Scrap: Revolve is a new event being held in the lot across from Traffic Jam & Snug on West Canfield in Cass Corridor. The folks who run the restaurant and microbrewery are putting on the event with the help of Recycle Here!, a grassroots recycling program that's donated a heap of scrap metal so that local welders and fabricators can meld the discarded waste into works of art. Those works of art will be auctioned off to benefit Green Living Science, an outgrowth of Recycle Here! Live music, fire performances, vending, and food and drink will fill out the free event that welcomes the public to participate.
James Howard, father of Traffic Jam's owner Carolyn Howard, inspired the event according to Kevin Keena, a blacksmith at CJ Forge.
"James Howard knows the value of blacksmithing," says Keena.
James was a member of the Michigan Artist Blacksmith's Association and "very enthusiastic about it," says Keena.
"I would venture to say that he was the inspiration for this whole event," says Keena. "I think he told them to call me and ask who I would recommend to do a blacksmithing demonstration and I said, 'Heck, I'm only 15 minutes away, I'll bring an apprentice and I'll do it.'"
Howard won't be on hand for the event he inspired, however. He's been hospitalized for the past six weeks, but the show goes on.
Keena will be doing live blacksmithing demonstrations at Scrap: Revolve, but he won't be participating in the competition that's integral to the event. Instead, he'll be bringing some history to the celebration of metalwork.
"We're hoping to show the diversity of metalwork," says Keena. "People can watch us take a piece of steel and turn it into something relatable like a key fob or a bottle opener."
Keena and CJ Forge, a smith shop in Hazel Park, make bigger, more complicated objects like table bases, scroll panels, gates, and period-correct Colonial trivets, but for Scrap, they'll be creating small pieces so people can get a sense of how metal goes from being a shapeless form to a useable object. More importantly, they're hoping to show how objects can be forged without using electrical instruments, all the while getting a taste for the practice's historical importance.
"People don't realize that at one point, every tool was made by a village's blacksmith," says Keena. "They made every nail. They think it's all horseshoes and John Wayne movies, but they don't realize every sword in the Bible was made by a blacksmith."
Keena will be the only blacksmith on hand for Scrap: Revolve, the rest of the metalworkers are welders and fabricators. Formed into three teams, they'll compete by taking donated scrap metal and forming the pieces into works of art. Once the sculptures are completed, they'll be auctioned off and all proceeds will go to Green Living Science. The nonprofit teaches the importance of recycling to Detroit public school students.
This inaugural event won't see artists crafting willy-nilly. According to Traffic Jam's events and marketing guru Tara Grey, they have to adhere to a certain subject matter.
"The theme with Scrap: Revolve is kinetic. All the sculptures have to move in some fashion," says Grey.
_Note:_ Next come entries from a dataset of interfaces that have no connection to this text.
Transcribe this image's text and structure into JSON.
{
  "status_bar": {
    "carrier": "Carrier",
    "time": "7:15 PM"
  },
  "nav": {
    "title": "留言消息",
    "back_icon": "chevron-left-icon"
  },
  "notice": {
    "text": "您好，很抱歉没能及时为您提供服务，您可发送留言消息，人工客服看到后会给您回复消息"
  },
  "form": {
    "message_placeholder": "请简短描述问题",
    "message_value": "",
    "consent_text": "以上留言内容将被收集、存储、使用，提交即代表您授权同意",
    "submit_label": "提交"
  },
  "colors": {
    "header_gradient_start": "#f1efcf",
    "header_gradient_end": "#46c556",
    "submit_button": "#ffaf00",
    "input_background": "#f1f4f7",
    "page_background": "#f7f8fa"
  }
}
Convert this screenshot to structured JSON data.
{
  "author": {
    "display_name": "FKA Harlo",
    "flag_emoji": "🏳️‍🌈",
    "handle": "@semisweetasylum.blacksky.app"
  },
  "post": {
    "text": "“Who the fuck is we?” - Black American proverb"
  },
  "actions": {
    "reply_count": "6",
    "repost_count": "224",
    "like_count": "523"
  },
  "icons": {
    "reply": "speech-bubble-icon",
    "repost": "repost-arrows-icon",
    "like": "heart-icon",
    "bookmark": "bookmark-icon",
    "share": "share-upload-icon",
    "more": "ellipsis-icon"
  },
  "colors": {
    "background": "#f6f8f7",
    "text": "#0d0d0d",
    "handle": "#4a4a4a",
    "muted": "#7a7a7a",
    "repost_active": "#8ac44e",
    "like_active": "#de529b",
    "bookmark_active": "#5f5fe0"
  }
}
The three teams, Motown Masters, Detroitus, and City Sculpture, will all create a moving sculpture on-site from start to finish.
Robert Sestok will head the City Sculpture team. He's been making metal sculptures since 1985 and turned his hobby into a career. Several of his pieces are set up around downtown Chicago, and recently one of his works went up outside the Hilberry Theatre near Wayne State.
In his artist statement, Sestok says he uses positive cuts to represent man and negative cuts to represent architecture, and for that he likes using metal and the permanence that's afforded by the welding of steel, especially because of the longevity it gives his pieces.
"It's a little different than ice carving, but it's going to be kind of the same kind of thing," he says of the event. "It's a one-day showcase of some of our own talent."
Sestok also says he hopes the event will return next year and that it will give people a better idea of what it looks like to make art with metal. It will also bring awareness to the number of welding studios that can be found in Traffic Jam's neighborhood.
More than just metal, Scrap: Revolve will also feature live music from RJ Stefanski, Erno the Inferno, and Evol. Jenna Nordgren will provide fire performances, and several vendors will be hawking their wares. Food and drink will be available inside Traffic Jam, and live music goes till midnight. — mt
Scrap takes place in the parking lot across from Traffic Jam and Snug at 511 W. Canfield, Detroit on Saturday, Sept. 13 from 2 to 9 p.m. Call 313-831-1265 for more info.